• [What you will do]: Exact reproduction, images excluded: write out the records below.

• [Task material]:

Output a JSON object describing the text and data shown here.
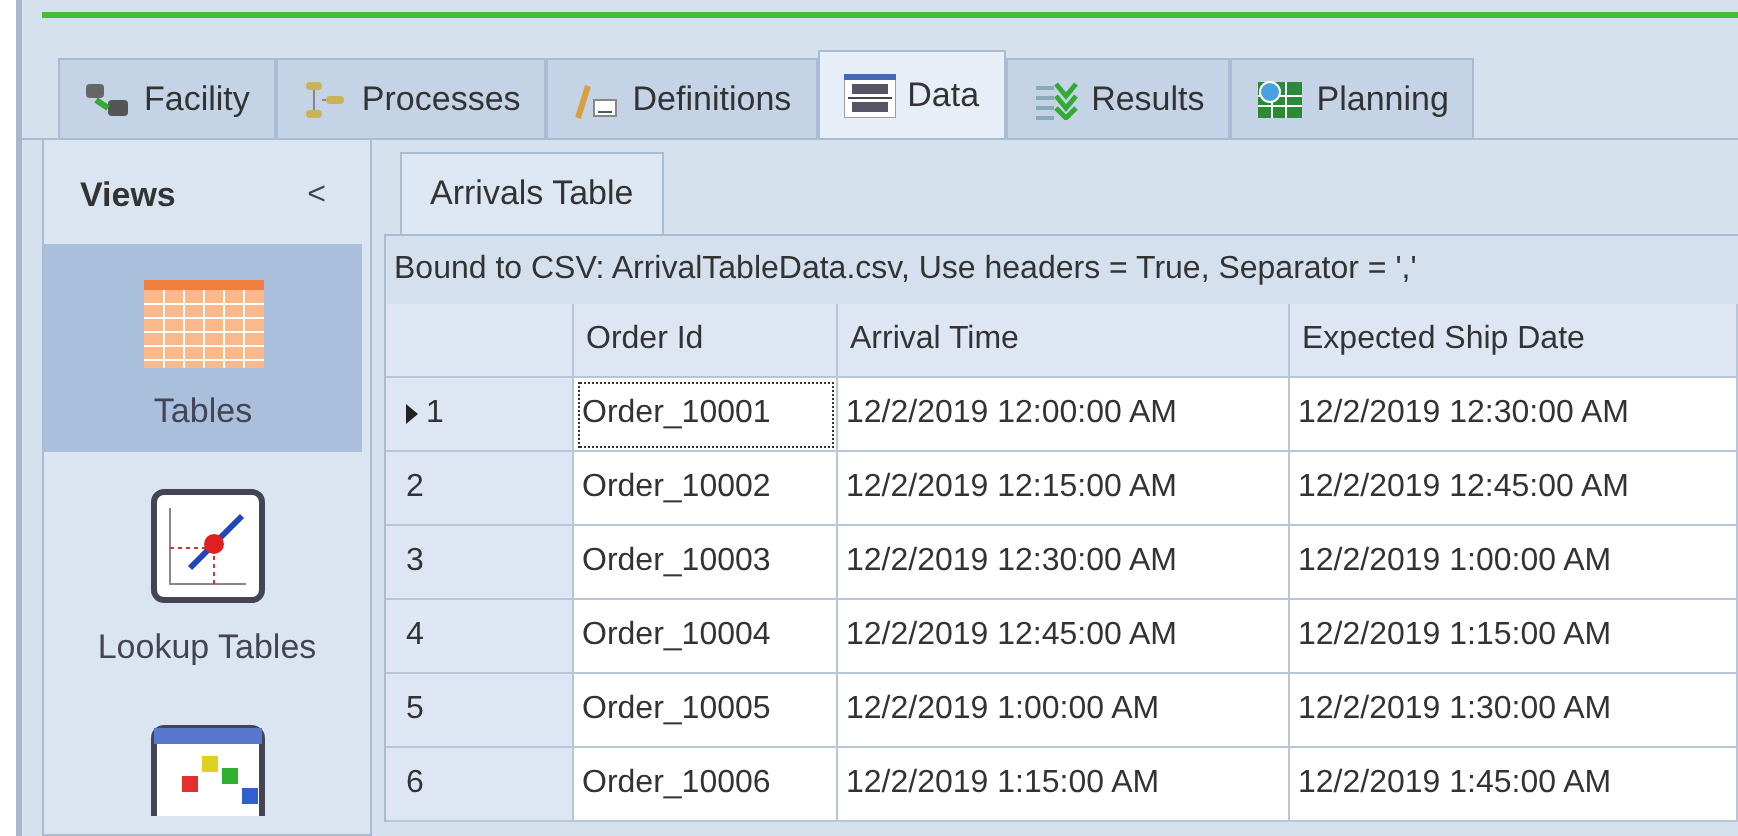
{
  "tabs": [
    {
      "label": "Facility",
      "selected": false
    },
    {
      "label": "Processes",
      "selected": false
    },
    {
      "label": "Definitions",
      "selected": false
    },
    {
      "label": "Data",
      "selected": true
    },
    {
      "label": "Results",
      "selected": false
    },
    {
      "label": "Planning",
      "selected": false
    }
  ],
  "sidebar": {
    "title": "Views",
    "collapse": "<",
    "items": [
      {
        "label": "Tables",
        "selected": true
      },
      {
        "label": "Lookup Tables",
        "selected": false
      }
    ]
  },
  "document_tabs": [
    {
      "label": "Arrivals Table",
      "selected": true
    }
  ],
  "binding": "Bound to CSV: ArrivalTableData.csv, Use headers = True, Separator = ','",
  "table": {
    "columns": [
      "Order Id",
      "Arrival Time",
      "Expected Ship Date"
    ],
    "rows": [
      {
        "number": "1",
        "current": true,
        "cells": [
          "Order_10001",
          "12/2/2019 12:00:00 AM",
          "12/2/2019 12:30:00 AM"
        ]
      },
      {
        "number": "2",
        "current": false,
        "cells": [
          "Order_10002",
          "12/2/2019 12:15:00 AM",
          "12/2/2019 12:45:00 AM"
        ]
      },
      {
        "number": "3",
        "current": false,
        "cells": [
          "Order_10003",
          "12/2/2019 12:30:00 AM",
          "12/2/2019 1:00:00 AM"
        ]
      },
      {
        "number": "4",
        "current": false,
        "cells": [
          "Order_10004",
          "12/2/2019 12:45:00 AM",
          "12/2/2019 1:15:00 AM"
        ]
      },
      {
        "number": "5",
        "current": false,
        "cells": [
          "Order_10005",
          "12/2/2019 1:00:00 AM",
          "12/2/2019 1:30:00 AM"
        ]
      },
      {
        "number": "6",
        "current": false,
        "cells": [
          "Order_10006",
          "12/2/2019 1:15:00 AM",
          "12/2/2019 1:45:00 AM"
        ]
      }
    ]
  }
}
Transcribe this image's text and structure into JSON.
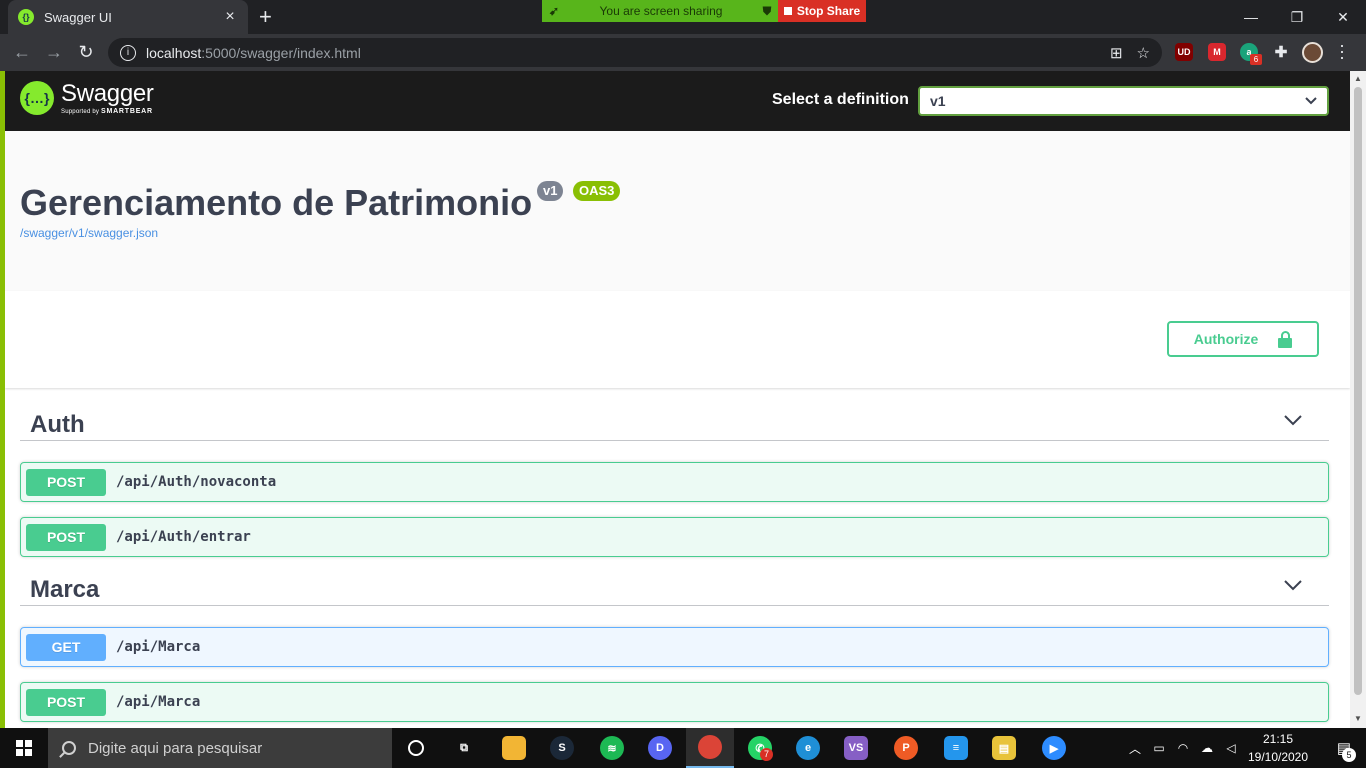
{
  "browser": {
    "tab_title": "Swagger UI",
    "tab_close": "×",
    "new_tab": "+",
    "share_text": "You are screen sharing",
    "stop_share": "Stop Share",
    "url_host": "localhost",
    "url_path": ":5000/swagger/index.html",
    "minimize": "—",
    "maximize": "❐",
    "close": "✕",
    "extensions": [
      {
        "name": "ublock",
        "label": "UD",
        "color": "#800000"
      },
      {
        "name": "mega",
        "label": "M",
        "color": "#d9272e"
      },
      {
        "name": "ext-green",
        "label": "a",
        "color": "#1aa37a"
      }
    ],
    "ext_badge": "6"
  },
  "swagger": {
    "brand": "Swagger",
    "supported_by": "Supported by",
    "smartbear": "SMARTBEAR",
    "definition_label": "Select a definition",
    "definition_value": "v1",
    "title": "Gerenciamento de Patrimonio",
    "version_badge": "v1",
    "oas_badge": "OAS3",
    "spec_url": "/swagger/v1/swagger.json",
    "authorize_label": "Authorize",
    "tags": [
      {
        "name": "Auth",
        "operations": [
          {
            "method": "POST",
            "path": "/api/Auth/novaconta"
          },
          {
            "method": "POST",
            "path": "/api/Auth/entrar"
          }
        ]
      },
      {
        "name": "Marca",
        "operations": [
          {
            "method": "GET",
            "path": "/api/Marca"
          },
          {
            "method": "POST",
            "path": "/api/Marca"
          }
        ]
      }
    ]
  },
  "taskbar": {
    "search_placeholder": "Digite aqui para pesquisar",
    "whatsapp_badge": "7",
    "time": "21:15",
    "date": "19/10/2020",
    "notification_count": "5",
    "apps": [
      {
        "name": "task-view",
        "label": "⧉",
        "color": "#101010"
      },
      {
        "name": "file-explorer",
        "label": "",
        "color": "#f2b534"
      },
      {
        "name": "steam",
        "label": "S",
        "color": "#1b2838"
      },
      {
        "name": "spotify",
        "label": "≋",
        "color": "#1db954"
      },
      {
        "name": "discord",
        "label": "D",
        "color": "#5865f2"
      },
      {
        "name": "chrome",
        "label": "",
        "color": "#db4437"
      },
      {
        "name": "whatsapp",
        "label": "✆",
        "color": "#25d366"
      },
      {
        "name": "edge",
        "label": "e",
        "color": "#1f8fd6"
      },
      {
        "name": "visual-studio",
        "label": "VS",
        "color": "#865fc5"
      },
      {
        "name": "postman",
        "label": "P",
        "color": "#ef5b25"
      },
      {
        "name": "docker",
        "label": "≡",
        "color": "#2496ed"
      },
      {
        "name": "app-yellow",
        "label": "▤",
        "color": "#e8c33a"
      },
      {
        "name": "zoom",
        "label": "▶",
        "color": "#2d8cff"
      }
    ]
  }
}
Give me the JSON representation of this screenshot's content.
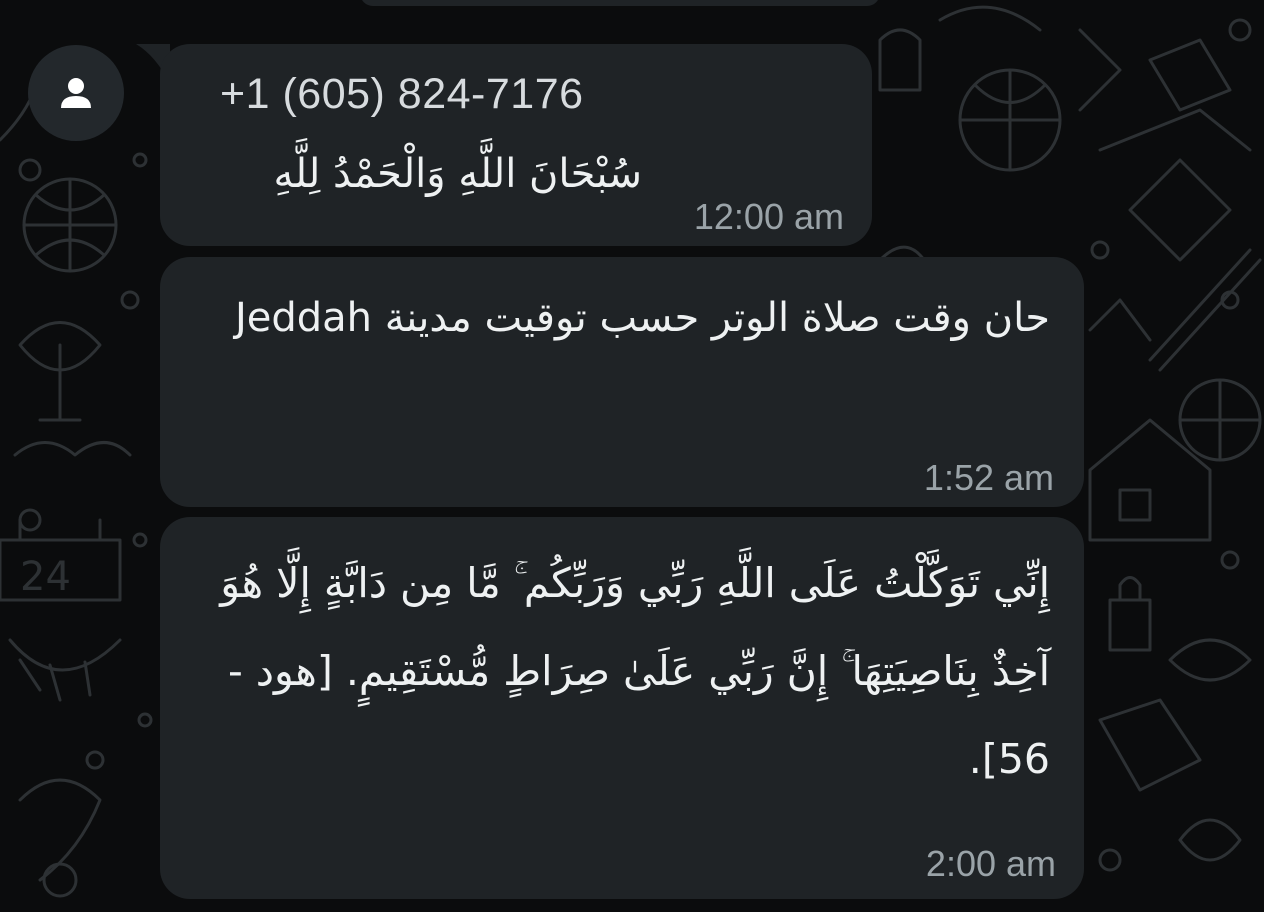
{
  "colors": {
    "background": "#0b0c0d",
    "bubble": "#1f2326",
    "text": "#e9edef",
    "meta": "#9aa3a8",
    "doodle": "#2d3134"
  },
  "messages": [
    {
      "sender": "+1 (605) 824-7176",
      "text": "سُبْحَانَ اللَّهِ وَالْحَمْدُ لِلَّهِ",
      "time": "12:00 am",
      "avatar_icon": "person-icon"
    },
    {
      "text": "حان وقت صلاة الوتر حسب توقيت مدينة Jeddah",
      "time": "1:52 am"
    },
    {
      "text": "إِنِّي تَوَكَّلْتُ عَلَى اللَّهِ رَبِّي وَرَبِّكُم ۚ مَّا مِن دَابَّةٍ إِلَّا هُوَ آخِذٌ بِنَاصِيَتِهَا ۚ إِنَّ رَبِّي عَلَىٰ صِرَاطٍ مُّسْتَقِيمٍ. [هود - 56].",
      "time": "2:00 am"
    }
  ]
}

• [Answer to this problem]:
Output a JSON object describing the text and data shown here.
{
  "tabs": [
    {
      "label": "Facility",
      "selected": false
    },
    {
      "label": "Processes",
      "selected": false
    },
    {
      "label": "Definitions",
      "selected": false
    },
    {
      "label": "Data",
      "selected": true
    },
    {
      "label": "Results",
      "selected": false
    },
    {
      "label": "Planning",
      "selected": false
    }
  ],
  "sidebar": {
    "title": "Views",
    "collapse": "<",
    "items": [
      {
        "label": "Tables",
        "selected": true
      },
      {
        "label": "Lookup Tables",
        "selected": false
      }
    ]
  },
  "document_tabs": [
    {
      "label": "Arrivals Table",
      "selected": true
    }
  ],
  "binding": "Bound to CSV: ArrivalTableData.csv, Use headers = True, Separator = ','",
  "table": {
    "columns": [
      "Order Id",
      "Arrival Time",
      "Expected Ship Date"
    ],
    "rows": [
      {
        "number": "1",
        "current": true,
        "cells": [
          "Order_10001",
          "12/2/2019 12:00:00 AM",
          "12/2/2019 12:30:00 AM"
        ]
      },
      {
        "number": "2",
        "current": false,
        "cells": [
          "Order_10002",
          "12/2/2019 12:15:00 AM",
          "12/2/2019 12:45:00 AM"
        ]
      },
      {
        "number": "3",
        "current": false,
        "cells": [
          "Order_10003",
          "12/2/2019 12:30:00 AM",
          "12/2/2019 1:00:00 AM"
        ]
      },
      {
        "number": "4",
        "current": false,
        "cells": [
          "Order_10004",
          "12/2/2019 12:45:00 AM",
          "12/2/2019 1:15:00 AM"
        ]
      },
      {
        "number": "5",
        "current": false,
        "cells": [
          "Order_10005",
          "12/2/2019 1:00:00 AM",
          "12/2/2019 1:30:00 AM"
        ]
      },
      {
        "number": "6",
        "current": false,
        "cells": [
          "Order_10006",
          "12/2/2019 1:15:00 AM",
          "12/2/2019 1:45:00 AM"
        ]
      }
    ]
  }
}
Transcribe this image's text and structure into JSON.
{
  "browser": {
    "tab_title": "Swagger UI",
    "tab_close": "×",
    "new_tab": "+",
    "share_text": "You are screen sharing",
    "stop_share": "Stop Share",
    "url_host": "localhost",
    "url_path": ":5000/swagger/index.html",
    "minimize": "—",
    "maximize": "❐",
    "close": "✕",
    "extensions": [
      {
        "name": "ublock",
        "label": "UD",
        "color": "#800000"
      },
      {
        "name": "mega",
        "label": "M",
        "color": "#d9272e"
      },
      {
        "name": "ext-green",
        "label": "a",
        "color": "#1aa37a"
      }
    ],
    "ext_badge": "6"
  },
  "swagger": {
    "brand": "Swagger",
    "supported_by": "Supported by",
    "smartbear": "SMARTBEAR",
    "definition_label": "Select a definition",
    "definition_value": "v1",
    "title": "Gerenciamento de Patrimonio",
    "version_badge": "v1",
    "oas_badge": "OAS3",
    "spec_url": "/swagger/v1/swagger.json",
    "authorize_label": "Authorize",
    "tags": [
      {
        "name": "Auth",
        "operations": [
          {
            "method": "POST",
            "path": "/api/Auth/novaconta"
          },
          {
            "method": "POST",
            "path": "/api/Auth/entrar"
          }
        ]
      },
      {
        "name": "Marca",
        "operations": [
          {
            "method": "GET",
            "path": "/api/Marca"
          },
          {
            "method": "POST",
            "path": "/api/Marca"
          }
        ]
      }
    ]
  },
  "taskbar": {
    "search_placeholder": "Digite aqui para pesquisar",
    "whatsapp_badge": "7",
    "time": "21:15",
    "date": "19/10/2020",
    "notification_count": "5",
    "apps": [
      {
        "name": "task-view",
        "label": "⧉",
        "color": "#101010"
      },
      {
        "name": "file-explorer",
        "label": "",
        "color": "#f2b534"
      },
      {
        "name": "steam",
        "label": "S",
        "color": "#1b2838"
      },
      {
        "name": "spotify",
        "label": "≋",
        "color": "#1db954"
      },
      {
        "name": "discord",
        "label": "D",
        "color": "#5865f2"
      },
      {
        "name": "chrome",
        "label": "",
        "color": "#db4437"
      },
      {
        "name": "whatsapp",
        "label": "✆",
        "color": "#25d366"
      },
      {
        "name": "edge",
        "label": "e",
        "color": "#1f8fd6"
      },
      {
        "name": "visual-studio",
        "label": "VS",
        "color": "#865fc5"
      },
      {
        "name": "postman",
        "label": "P",
        "color": "#ef5b25"
      },
      {
        "name": "docker",
        "label": "≡",
        "color": "#2496ed"
      },
      {
        "name": "app-yellow",
        "label": "▤",
        "color": "#e8c33a"
      },
      {
        "name": "zoom",
        "label": "▶",
        "color": "#2d8cff"
      }
    ]
  }
}
Give me the JSON representation of this screenshot's content.
{
  "colors": {
    "background": "#0b0c0d",
    "bubble": "#1f2326",
    "text": "#e9edef",
    "meta": "#9aa3a8",
    "doodle": "#2d3134"
  },
  "messages": [
    {
      "sender": "+1 (605) 824-7176",
      "text": "سُبْحَانَ اللَّهِ وَالْحَمْدُ لِلَّهِ",
      "time": "12:00 am",
      "avatar_icon": "person-icon"
    },
    {
      "text": "حان وقت صلاة الوتر حسب توقيت مدينة Jeddah",
      "time": "1:52 am"
    },
    {
      "text": "إِنِّي تَوَكَّلْتُ عَلَى اللَّهِ رَبِّي وَرَبِّكُم ۚ مَّا مِن دَابَّةٍ إِلَّا هُوَ آخِذٌ بِنَاصِيَتِهَا ۚ إِنَّ رَبِّي عَلَىٰ صِرَاطٍ مُّسْتَقِيمٍ. [هود - 56].",
      "time": "2:00 am"
    }
  ]
}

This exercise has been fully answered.